  • Louisiana State University, 1.25
  • University of Louisiana at Lafayette, 1.25
  • Louisiana State University-Shreveport, 1.5
  • Northwestern State University, 1.5
  • University of New Orleans, 1.75

UNO, the Louisiana school with the highest score, had a student population in fall 2017 that was 16.6 percent black, according to data from the Louisiana Board of Regents.

The letter grades showed most of these schools struggled with all four "equity indicators" but especially in representation. In that, Northwestern State ranked the highest with a D.

Schools fared better at gender equity — UL Lafayette and UNO each had B's — and completion equity. Northwestern State got an A in completion, which was the only A for any of the Louisiana schools in any indicator.

LSU-Shreveport did the best when it comes to black student-to-black faculty ratio, earning a B.

Louisiana schools are working on this, incorporating support systems through on-campus centers and a more diverse faculty and leadership teams.

"It is in our stated purpose to diversify our leadership teams. Success is directly attributable to the diversity of leadership teams," University of Louisiana System President and CEO Jim Henderson said in August.

In fact, UL Lafayette just received the 2018 Higher Education Excellence in Diversity Award. The 96 colleges and universities to receive this award were announced recently by INSIGHT Into Diversity magazine, the largest diversity magazine and website in higher education.

"The honor recognizes a university-wide focus on providing underrepresented groups equal access to educational opportunities and resources," Taniecea Mallery, UL Lafayette’s director of Equity, Diversity and Community Engagement, said in a statement.

More findings from the USC study:

►Louisiana wasn't the only Southern state to come in at the bottom of the study. Nearby Mississippi was fourth to last.

►Massachusetts had the highest equity score at 2.81.

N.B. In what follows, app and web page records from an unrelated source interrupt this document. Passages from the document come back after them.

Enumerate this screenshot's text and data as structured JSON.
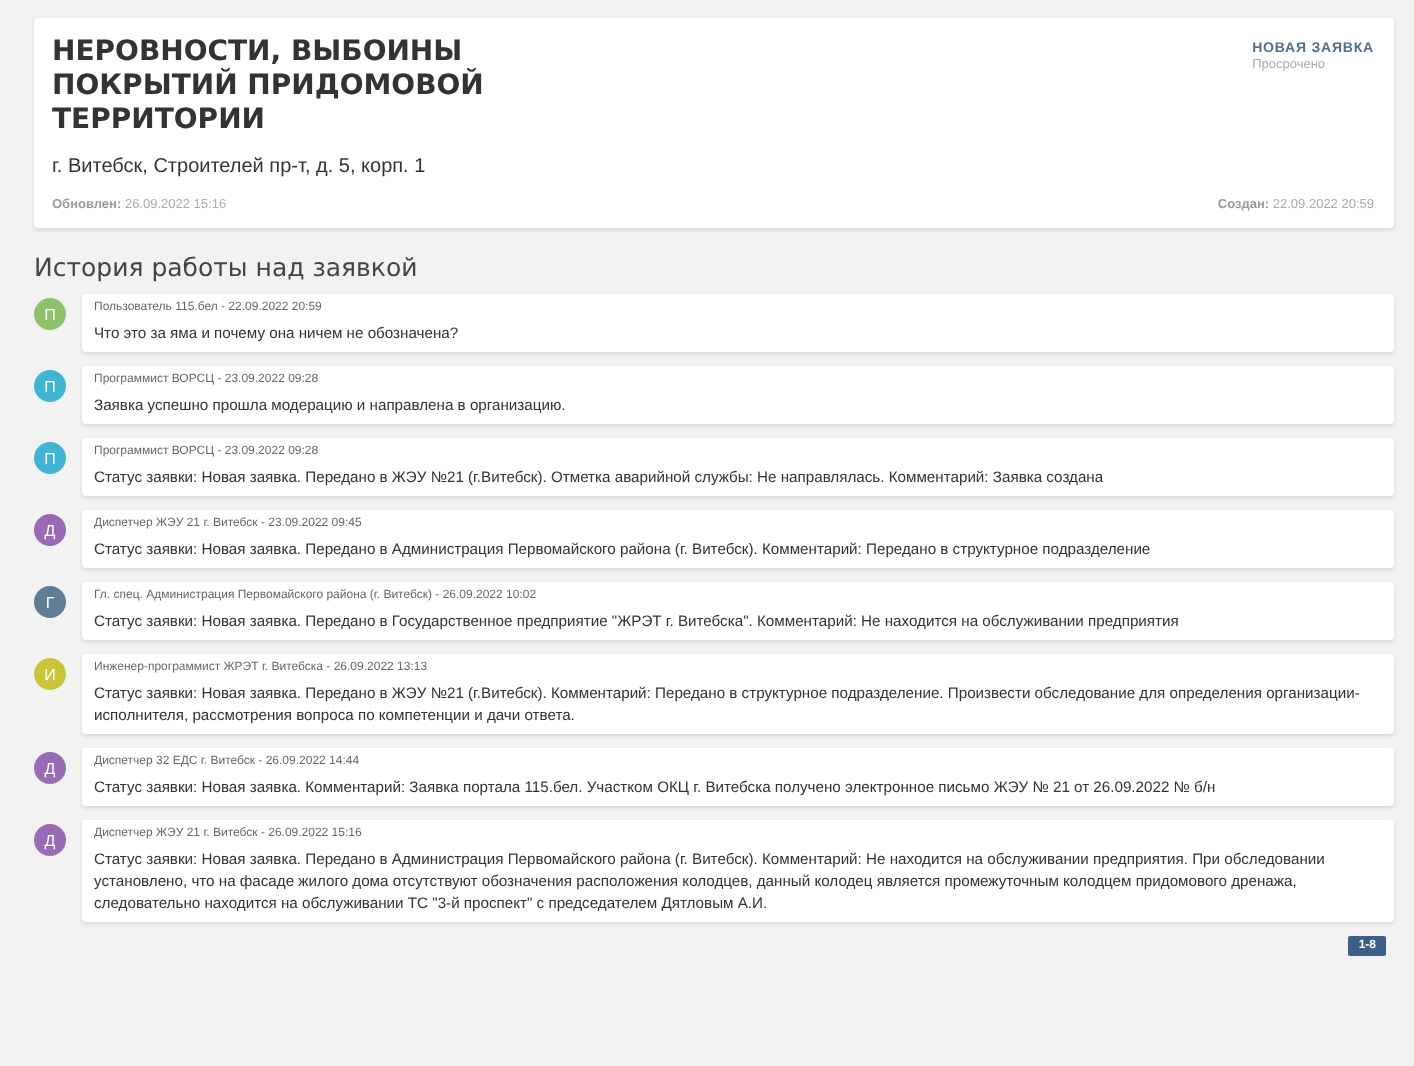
{
  "request": {
    "title": "НЕРОВНОСТИ, ВЫБОИНЫ ПОКРЫТИЙ ПРИДОМОВОЙ ТЕРРИТОРИИ",
    "address": "г. Витебск, Строителей пр-т, д. 5, корп. 1",
    "status": "НОВАЯ ЗАЯВКА",
    "status_note": "Просрочено",
    "updated_label": "Обновлен:",
    "updated": "26.09.2022 15:16",
    "created_label": "Создан:",
    "created": "22.09.2022 20:59"
  },
  "history": {
    "heading": "История работы над заявкой",
    "entries": [
      {
        "initial": "П",
        "color": "#8fc16a",
        "meta": "Пользователь 115.бел - 22.09.2022 20:59",
        "text": "Что это за яма и почему она ничем не обозначена?"
      },
      {
        "initial": "П",
        "color": "#3fb4d3",
        "meta": "Программист ВОРСЦ - 23.09.2022 09:28",
        "text": "Заявка успешно прошла модерацию и направлена в организацию."
      },
      {
        "initial": "П",
        "color": "#3fb4d3",
        "meta": "Программист ВОРСЦ - 23.09.2022 09:28",
        "text": "Статус заявки: Новая заявка. Передано в ЖЭУ №21 (г.Витебск). Отметка аварийной службы: Не направлялась. Комментарий: Заявка создана"
      },
      {
        "initial": "Д",
        "color": "#9a6bb5",
        "meta": "Диспетчер ЖЭУ 21 г. Витебск - 23.09.2022 09:45",
        "text": "Статус заявки: Новая заявка. Передано в Администрация Первомайского района (г. Витебск). Комментарий: Передано в структурное подразделение"
      },
      {
        "initial": "Г",
        "color": "#5f7e96",
        "meta": "Гл. спец. Администрация Первомайского района (г. Витебск) - 26.09.2022 10:02",
        "text": "Статус заявки: Новая заявка. Передано в Государственное предприятие \"ЖРЭТ г. Витебска\". Комментарий: Не находится на обслуживании предприятия"
      },
      {
        "initial": "И",
        "color": "#c9c43a",
        "meta": "Инженер-программист ЖРЭТ г. Витебска - 26.09.2022 13:13",
        "text": "Статус заявки: Новая заявка. Передано в ЖЭУ №21 (г.Витебск). Комментарий: Передано в структурное подразделение. Произвести обследование для определения организации-исполнителя, рассмотрения вопроса по компетенции и дачи ответа."
      },
      {
        "initial": "Д",
        "color": "#9a6bb5",
        "meta": "Диспетчер 32 ЕДС г. Витебск - 26.09.2022 14:44",
        "text": "Статус заявки: Новая заявка. Комментарий: Заявка портала 115.бел. Участком ОКЦ г. Витебска получено электронное письмо ЖЭУ № 21 от 26.09.2022 № б/н"
      },
      {
        "initial": "Д",
        "color": "#9a6bb5",
        "meta": "Диспетчер ЖЭУ 21 г. Витебск - 26.09.2022 15:16",
        "text": "Статус заявки: Новая заявка. Передано в Администрация Первомайского района (г. Витебск). Комментарий: Не находится на обслуживании предприятия. При обследовании установлено, что на фасаде жилого дома отсутствуют обозначения расположения колодцев, данный колодец является промежуточным колодцем придомового дренажа, следовательно находится на обслуживании ТС \"3-й проспект\" с председателем Дятловым А.И."
      }
    ]
  },
  "pager": {
    "label": "1-8"
  }
}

►Black citizens are 14.6 percent of 18- to 24-year-olds across the 50 states. Only 9.8 percent of full-time, degree-seeking undergraduates at public colleges and universities are black.

►For every full-time black faculty member at a public college or university, there are 42 full-time, degree-seeking black undergraduates.

►Forty institutions employ no full-time black instructors. On 44 percent of public campuses, there are 10 or fewer full-time black faculty members across all ranks and academic fields.